- **DIRECTIONS**: Using the listing below, show all lines that hold the word "this".

- **SOURCE MATERIAL**:
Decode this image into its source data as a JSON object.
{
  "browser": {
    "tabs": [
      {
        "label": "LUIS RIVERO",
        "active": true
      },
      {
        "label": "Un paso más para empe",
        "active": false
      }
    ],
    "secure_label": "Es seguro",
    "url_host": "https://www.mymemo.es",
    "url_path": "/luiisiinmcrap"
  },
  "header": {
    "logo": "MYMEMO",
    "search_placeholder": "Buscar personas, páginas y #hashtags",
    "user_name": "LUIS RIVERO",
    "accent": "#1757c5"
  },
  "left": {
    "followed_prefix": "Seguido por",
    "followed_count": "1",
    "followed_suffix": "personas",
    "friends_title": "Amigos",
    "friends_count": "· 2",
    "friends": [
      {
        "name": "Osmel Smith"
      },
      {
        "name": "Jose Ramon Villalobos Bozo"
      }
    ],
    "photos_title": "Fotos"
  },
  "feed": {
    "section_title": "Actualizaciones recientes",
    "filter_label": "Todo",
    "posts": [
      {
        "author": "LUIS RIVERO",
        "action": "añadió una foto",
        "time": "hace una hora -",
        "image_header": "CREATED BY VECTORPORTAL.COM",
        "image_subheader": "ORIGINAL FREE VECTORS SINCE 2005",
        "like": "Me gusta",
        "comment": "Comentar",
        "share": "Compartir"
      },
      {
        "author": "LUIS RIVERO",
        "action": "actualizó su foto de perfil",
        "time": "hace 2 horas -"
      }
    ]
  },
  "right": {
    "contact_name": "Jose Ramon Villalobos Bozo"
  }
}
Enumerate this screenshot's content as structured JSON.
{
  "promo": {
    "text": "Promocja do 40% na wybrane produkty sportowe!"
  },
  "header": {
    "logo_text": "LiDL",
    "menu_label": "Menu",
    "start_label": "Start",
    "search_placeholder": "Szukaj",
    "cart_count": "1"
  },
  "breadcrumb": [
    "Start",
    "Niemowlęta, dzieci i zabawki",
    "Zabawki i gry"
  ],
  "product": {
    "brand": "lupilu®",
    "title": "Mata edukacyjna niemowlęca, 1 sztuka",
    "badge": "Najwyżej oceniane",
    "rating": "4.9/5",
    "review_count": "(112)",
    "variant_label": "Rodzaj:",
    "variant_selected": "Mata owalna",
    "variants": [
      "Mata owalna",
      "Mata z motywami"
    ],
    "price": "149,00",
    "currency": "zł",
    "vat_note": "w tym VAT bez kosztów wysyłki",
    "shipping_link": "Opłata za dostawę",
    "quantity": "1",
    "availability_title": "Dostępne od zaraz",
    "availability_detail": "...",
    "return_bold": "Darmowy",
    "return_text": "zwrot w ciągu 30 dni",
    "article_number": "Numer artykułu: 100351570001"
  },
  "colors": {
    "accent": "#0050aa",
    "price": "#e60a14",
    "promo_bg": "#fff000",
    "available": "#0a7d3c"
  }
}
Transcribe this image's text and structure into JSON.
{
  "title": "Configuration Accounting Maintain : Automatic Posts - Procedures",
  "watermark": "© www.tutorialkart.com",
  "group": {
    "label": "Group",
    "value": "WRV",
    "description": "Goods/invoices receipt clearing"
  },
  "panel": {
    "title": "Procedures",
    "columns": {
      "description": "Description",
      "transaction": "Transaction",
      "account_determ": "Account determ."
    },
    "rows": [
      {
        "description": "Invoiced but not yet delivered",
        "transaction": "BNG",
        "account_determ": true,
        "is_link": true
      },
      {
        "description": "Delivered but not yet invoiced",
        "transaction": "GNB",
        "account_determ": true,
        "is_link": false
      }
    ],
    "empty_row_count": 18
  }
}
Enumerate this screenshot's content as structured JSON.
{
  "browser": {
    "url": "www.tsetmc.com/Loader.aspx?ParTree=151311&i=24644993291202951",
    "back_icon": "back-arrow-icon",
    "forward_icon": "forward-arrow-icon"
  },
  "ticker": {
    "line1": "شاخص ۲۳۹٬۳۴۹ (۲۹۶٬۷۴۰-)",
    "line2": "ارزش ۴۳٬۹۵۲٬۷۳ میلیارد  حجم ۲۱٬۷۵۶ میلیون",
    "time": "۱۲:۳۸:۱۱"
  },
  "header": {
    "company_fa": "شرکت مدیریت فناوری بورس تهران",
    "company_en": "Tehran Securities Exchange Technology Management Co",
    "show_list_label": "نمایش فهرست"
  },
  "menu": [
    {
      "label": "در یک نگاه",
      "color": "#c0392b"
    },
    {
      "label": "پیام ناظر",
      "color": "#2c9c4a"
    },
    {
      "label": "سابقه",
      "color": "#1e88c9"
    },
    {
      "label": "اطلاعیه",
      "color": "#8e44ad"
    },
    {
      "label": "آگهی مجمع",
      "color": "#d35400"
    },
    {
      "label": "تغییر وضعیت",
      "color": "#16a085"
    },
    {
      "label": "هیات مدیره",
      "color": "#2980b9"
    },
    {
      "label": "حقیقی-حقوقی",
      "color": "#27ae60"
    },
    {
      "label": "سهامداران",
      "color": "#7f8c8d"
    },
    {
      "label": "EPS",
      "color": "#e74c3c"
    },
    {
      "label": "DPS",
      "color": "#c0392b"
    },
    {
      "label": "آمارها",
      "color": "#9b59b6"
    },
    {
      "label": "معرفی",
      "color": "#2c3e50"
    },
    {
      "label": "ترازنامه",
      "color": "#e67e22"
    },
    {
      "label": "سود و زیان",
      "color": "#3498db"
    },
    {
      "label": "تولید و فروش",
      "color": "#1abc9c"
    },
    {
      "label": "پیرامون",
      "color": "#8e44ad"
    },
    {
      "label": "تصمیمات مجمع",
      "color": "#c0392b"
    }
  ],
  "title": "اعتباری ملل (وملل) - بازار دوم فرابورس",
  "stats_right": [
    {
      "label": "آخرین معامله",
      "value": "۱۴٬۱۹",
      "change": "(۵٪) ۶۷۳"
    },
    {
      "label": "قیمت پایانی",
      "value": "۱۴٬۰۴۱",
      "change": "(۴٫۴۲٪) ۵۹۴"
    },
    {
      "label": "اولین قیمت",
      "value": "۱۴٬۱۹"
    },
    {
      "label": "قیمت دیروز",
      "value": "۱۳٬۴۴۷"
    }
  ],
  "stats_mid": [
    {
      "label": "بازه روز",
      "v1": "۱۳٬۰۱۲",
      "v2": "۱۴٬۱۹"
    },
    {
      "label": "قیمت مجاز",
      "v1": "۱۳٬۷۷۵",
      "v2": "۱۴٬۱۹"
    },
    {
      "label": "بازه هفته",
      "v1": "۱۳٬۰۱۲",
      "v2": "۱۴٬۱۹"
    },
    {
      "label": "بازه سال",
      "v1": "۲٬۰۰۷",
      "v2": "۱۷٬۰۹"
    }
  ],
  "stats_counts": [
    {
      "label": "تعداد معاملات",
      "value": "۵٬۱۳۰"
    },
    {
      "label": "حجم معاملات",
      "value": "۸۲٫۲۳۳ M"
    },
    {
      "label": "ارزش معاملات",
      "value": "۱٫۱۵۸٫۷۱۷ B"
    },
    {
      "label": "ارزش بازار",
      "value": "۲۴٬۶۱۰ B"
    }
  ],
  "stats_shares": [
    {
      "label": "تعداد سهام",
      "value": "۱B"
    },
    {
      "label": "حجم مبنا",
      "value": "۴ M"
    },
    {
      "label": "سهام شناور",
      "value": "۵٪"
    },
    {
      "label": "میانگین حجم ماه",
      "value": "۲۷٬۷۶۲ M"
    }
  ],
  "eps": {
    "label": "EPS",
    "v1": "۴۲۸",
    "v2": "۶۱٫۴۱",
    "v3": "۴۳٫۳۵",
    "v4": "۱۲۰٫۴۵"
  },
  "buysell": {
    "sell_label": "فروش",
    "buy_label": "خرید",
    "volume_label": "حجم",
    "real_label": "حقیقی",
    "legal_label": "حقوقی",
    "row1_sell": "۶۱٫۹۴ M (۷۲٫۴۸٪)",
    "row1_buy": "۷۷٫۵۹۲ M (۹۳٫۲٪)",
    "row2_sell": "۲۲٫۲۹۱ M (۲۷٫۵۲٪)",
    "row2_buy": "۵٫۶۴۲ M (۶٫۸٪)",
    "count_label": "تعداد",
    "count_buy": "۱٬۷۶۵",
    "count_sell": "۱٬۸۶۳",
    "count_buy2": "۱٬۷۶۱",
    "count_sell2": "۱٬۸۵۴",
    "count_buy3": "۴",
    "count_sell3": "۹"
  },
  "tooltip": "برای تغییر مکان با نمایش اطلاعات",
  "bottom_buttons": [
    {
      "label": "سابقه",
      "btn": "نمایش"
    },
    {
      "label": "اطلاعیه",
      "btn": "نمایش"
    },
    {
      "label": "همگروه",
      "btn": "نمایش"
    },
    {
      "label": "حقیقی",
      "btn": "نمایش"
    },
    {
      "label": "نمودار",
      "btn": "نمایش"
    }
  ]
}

- **RESPONSE**:
Decode this image into its source data as a JSON object.
Enumerate this screenshot's content as structured JSON.
Transcribe this image's text and structure into JSON.
Enumerate this screenshot's content as structured JSON.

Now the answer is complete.